Gardening and Your Pet
Pets may not share your love of gardening, but that doesn’t mean they’re not interested in the end result. For some pets, this can involve chewing, digging or walking through your newly manicured yard. Not only can this undo all your hard work, but some plants and gardening products can be unsafe or even toxic to pets. Whether you have a small flowerbed or a large dedicated garden, here are ways to keep your garden pet-friendly and your pet garden-friendly:
Know which plants are toxic to pets
Some common backyard plants can be toxic to certain pets. Before you make a trip to the garden centre, make sure you’re familiar with the list of toxic and non-toxic plants for pets. Like people, pets can also have allergies to certain plants. Speak with your veterinarian about this and watch your pet carefully when introducing new plants into your yard.
Use fertilizer responsibly
Fertilizer, if ingested by your pet, can cause serious stomach upset and many are toxic if eaten. When applying fertilizer to your garden, make sure you follow the appropriate wait times indicated on the package before letting your pet into the yard.
Use gardening products and sprays with caution
Common gardening products such as herbicides, insecticide baits, sprays, and granules can be toxic if ingested by your pet. While it’s best to avoid these products, if you must use them, make sure you follow the directions on the packaging carefully and observe the indicated wait times. Always store these products somewhere safe where your pet can’t access them.
Use pet-friendly mulch
Cocoa mulch, a popular gardening product derived from cocoa bean shells, is toxic for dogs to ingest. Pine needle mulch can also be dangerous if ingested, since it can puncture your pet’s stomach lining. Look for pet-friendly mulch options, like shredded pine, cedar bark. Even with the pet-friendly options, you should still supervise your pet around mulch, since it can still present a choking hazard.

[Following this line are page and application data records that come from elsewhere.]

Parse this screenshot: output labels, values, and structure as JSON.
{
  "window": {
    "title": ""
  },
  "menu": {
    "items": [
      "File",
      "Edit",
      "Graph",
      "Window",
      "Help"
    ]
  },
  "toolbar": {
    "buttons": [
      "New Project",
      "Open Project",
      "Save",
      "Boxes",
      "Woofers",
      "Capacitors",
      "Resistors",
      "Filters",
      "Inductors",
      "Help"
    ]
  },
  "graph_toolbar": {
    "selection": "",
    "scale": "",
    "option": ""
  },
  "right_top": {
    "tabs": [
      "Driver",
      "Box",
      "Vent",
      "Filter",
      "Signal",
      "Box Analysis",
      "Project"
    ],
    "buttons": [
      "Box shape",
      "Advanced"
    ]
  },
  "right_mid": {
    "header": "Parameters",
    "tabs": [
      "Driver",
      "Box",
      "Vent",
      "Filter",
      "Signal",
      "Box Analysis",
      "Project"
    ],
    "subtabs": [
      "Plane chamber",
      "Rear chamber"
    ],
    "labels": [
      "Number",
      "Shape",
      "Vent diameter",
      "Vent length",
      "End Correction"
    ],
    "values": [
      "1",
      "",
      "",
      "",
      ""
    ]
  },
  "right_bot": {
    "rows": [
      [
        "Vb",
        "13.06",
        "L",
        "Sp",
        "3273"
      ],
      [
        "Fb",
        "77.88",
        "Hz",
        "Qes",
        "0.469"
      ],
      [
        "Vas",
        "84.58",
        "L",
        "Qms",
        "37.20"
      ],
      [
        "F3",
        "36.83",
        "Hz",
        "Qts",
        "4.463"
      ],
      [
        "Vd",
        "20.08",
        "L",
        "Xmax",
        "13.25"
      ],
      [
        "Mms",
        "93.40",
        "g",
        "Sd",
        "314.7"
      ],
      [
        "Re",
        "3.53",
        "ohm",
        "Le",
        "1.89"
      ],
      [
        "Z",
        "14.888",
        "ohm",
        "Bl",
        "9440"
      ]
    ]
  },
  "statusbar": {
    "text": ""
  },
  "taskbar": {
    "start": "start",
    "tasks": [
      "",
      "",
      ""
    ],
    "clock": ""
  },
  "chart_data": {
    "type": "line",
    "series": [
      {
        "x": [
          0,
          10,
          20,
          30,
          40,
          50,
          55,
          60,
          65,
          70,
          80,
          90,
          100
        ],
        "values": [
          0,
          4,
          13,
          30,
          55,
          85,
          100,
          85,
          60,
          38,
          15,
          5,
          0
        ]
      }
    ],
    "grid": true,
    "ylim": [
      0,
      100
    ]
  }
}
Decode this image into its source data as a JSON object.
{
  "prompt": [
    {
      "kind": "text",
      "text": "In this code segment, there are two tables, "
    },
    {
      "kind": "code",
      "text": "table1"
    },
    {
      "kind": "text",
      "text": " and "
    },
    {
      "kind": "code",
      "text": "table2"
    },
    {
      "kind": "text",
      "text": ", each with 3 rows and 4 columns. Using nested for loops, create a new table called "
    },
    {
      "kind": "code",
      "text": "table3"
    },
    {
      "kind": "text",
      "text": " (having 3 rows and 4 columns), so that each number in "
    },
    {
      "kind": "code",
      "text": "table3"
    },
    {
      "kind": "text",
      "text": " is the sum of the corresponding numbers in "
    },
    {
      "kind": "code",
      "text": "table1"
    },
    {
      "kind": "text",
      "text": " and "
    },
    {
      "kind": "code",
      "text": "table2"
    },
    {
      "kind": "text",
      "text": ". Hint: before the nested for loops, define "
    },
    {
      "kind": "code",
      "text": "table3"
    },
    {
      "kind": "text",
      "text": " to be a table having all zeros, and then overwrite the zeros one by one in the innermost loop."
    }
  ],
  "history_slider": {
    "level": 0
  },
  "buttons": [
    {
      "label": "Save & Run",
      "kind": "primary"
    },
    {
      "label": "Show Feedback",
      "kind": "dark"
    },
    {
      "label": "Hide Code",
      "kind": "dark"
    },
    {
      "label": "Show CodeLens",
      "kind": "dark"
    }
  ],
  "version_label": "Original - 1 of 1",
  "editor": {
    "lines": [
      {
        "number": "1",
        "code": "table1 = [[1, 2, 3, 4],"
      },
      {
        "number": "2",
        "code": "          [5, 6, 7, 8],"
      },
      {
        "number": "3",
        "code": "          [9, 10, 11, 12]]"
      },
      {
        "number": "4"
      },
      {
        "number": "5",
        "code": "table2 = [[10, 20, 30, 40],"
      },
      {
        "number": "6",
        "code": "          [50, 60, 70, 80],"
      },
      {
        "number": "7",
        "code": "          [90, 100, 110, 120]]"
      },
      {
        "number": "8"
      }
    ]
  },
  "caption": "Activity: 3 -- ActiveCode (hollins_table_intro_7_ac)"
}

Keep pets away from backyard composters
Composters can be tempting to curious pets as well as local wildlife. Not only can ingesting spoiled food cause stomach upset, but your composter may contain foods that are toxic to your pet (coffee grounds, certain types of fruits and vegetables, etc.). Make sure your composter is securely fastened and placed in an area that’s restricted to your pet.
Blocking off your garden
If your pet is too tempted by your garden, you may want to invest in a surrounding fence to keep your pet out. Raised gardening beds and densely planted areas can also act as a deterrent.
If you have a dog that likes to snoop around your garden, it can be a good opportunity to practice vocal commands and use positive training and reinforcement to teach your dog that your garden
Speaking for the ones who can’t speak for themselves
Keep up the good work speaking for the ones who can’t speak for themselves. A society who cares for their animals is a better society. Thanks for your good work!